So, I don't have any recordings of Michael Milken specifically talking to any of these people. But if you trace back, all kinds of shenanigans [are] going on, right even to people being pursued this week. It all traces back to a cluster of people who evolved around Michael Milken in the 1980s. Next to them, I tell you – it's either them, or you also get a lot of people with organized crime connections. Again, all of which is thoroughly documented on Deep Capture.
And, you know, this all sounds a little bit lunatic until you look into some of the FBI cases. [Google the term] ‘Operation Uptick.' Operation Uptick was a case 10 years ago when the FBI swooped in. It was the biggest mob bust in US history, when they swooped in one day and arrested 120 people all over Wall Street and accused them of being tied into the Genovese family.
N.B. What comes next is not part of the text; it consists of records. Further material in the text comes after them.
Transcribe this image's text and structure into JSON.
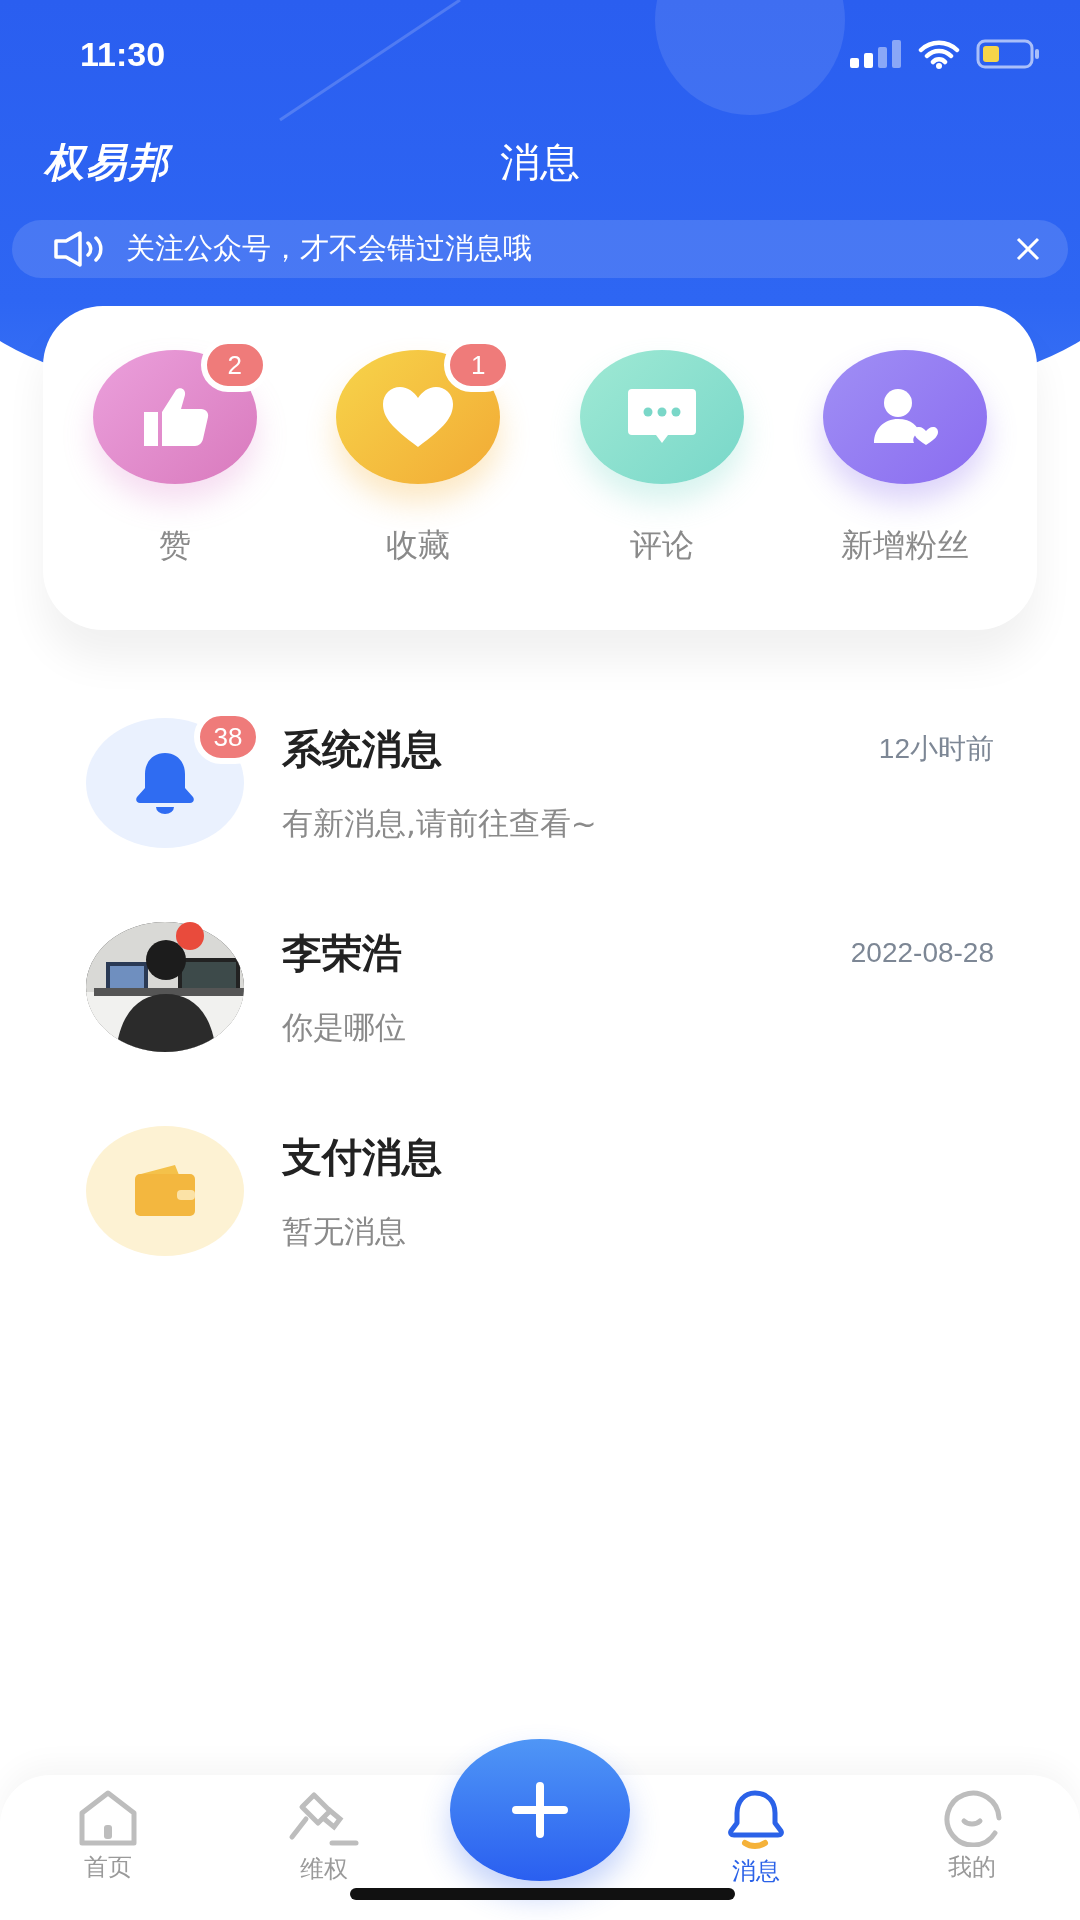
{
  "status_bar": {
    "time": "11:30"
  },
  "header": {
    "logo": "权易邦",
    "title": "消息"
  },
  "notice": {
    "text": "关注公众号，才不会错过消息哦"
  },
  "categories": [
    {
      "kind": "like",
      "label": "赞",
      "badge": "2"
    },
    {
      "kind": "favorite",
      "label": "收藏",
      "badge": "1"
    },
    {
      "kind": "comment",
      "label": "评论"
    },
    {
      "kind": "follower",
      "label": "新增粉丝"
    }
  ],
  "messages": [
    {
      "kind": "system",
      "title": "系统消息",
      "preview": "有新消息,请前往查看~",
      "time": "12小时前",
      "badge": "38",
      "dot": false
    },
    {
      "kind": "contact",
      "title": "李荣浩",
      "preview": "你是哪位",
      "time": "2022-08-28",
      "dot": true
    },
    {
      "kind": "payment",
      "title": "支付消息",
      "preview": "暂无消息",
      "dot": false
    }
  ],
  "nav": [
    {
      "kind": "home",
      "label": "首页",
      "selected": false
    },
    {
      "kind": "rights",
      "label": "维权",
      "selected": false
    },
    {
      "kind": "add"
    },
    {
      "kind": "messages",
      "label": "消息",
      "selected": true
    },
    {
      "kind": "profile",
      "label": "我的",
      "selected": false
    }
  ]
}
So it isn't just us saying that organized crime has infiltrated [Wall Street].
I think that there's a very blurry line between organized crime and the hedge fund community.
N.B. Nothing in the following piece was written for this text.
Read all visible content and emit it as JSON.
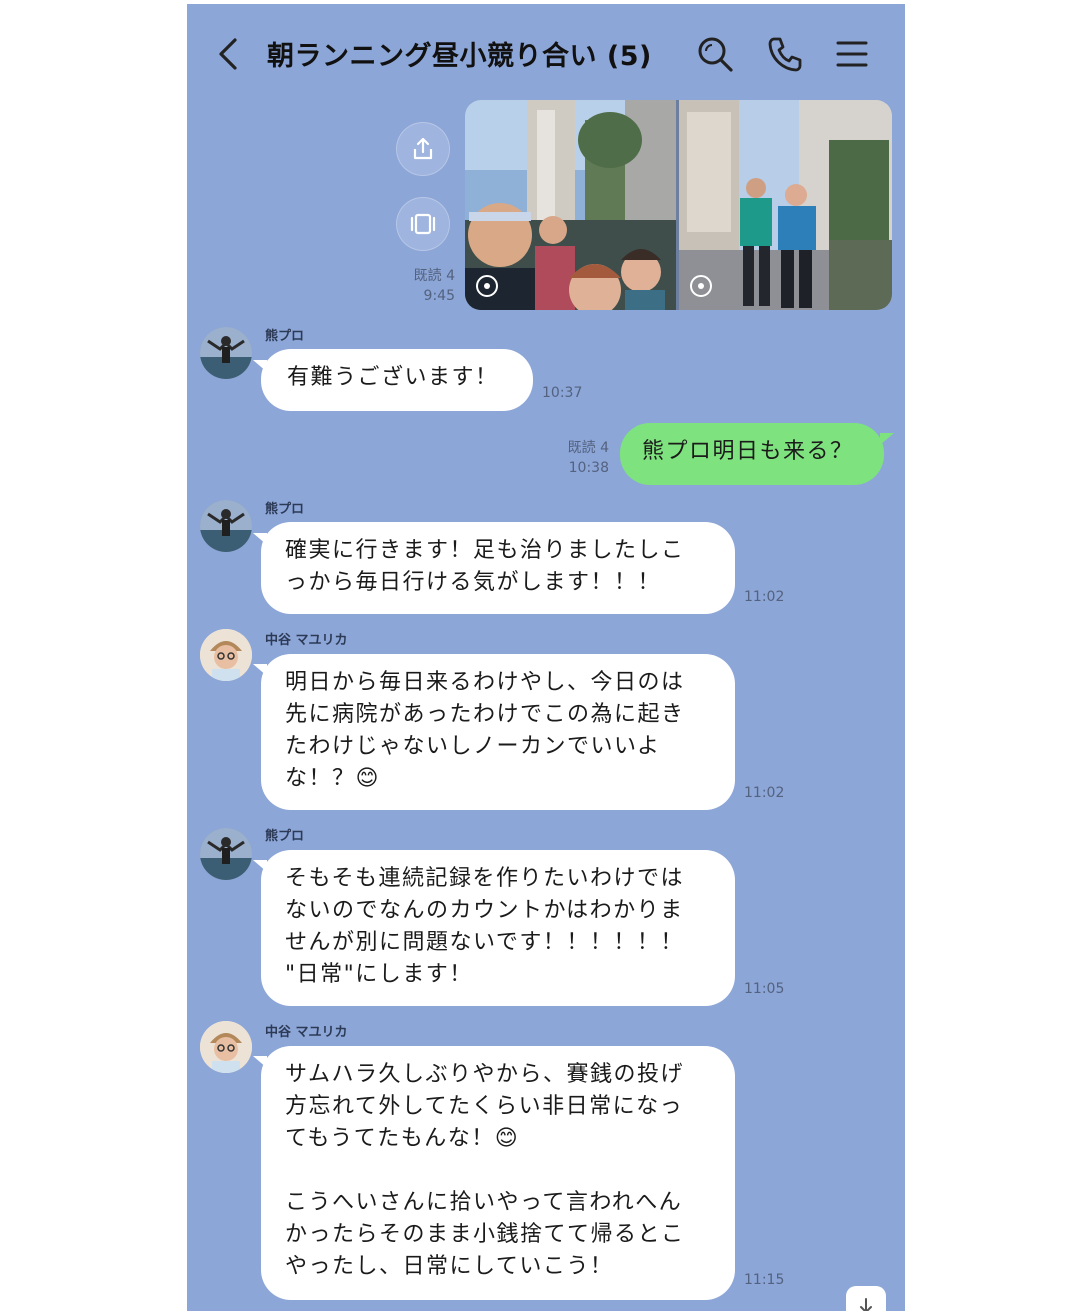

How did recent events shape your views of the SEC and Wall Street?
I was sort of raised to have a not too positive opinion of Wall Street. I grew up in financial circles and I grew up hearing that it was dirty. It was nothing like this 20 years ago. And I was [taught] to revere the SEC – you know, regulating a capital market is a sacred mission. Both of them, the stocks of both of them has fallen in my eyes. Wall Street is or became much dirtier than it was 20 years ago when I worked there.
I think the behavior that is run-of-the-mill now would have stood out like a sore thumb a generation ago. The standards have fallen so far.
And then the SEC – I hate insulting government/public servants, people giving their lives to serve their country. But I think the SEC was asleep at the switch for the last decade. I think that primarily comes from the brass. My sense, my understanding, is that people in the middle-tiers of the SEC and on the frontlines actually supported us in many cases. But the brass, especially the brass in the last decade, got terribly co-opted. And by the brass I mean the top 200 or 300 people in Washington, DC [who were looking for their] million-dollar jobs and exits from the SEC. They really stopped doing their job.
There's a new woman in charge of the SEC, Mary Schapiro, and I think she's got some guts. I think she's provided some leadership and that she's changing the mentality of that brass, and a lot of the members of it as well.
My opinion of them is open to improvement. My improvement to Wall Street was so… I think an answer to your question, what I really learned, was I'm reminded of a story of Bertrand Russell, who was once debating with a Hindu cosmology professor. And the professor was saying, “Well, the universe rides on the back of a turtle.” And Russell said, “Well, what's the turtle ride on?”
And the professor said, “Well, in our cosmology he rides on the back of another turtle.” And Russell said, “Well, what's that turtle ride on?”
And the Hindu said, “Well, sorry, it's turtles all the way down.”
Well, we took our suspicions about what was going on to the establishment, to the bankers' compliance officers and tried to show them data to show their banks were letting stuff go on that shouldn't go on. And we got laughed out of court. We went to NASDAQ and we got laughed out of court.
We went to the SEC, and as predicted, they responded by opening up investigations on me. Then we went to the Senate Banking Committee. Then we finally went to the New York financial press and became the target of a tremendous smear campaign. So I gradually learned that our east-coast financial establishment is just turtles all the way down. It's corrupt all the way to the toes.
To see Part 2, click here
(c) 2013 Benzinga.com. Benzinga does not provide investment advice. All rights reserved.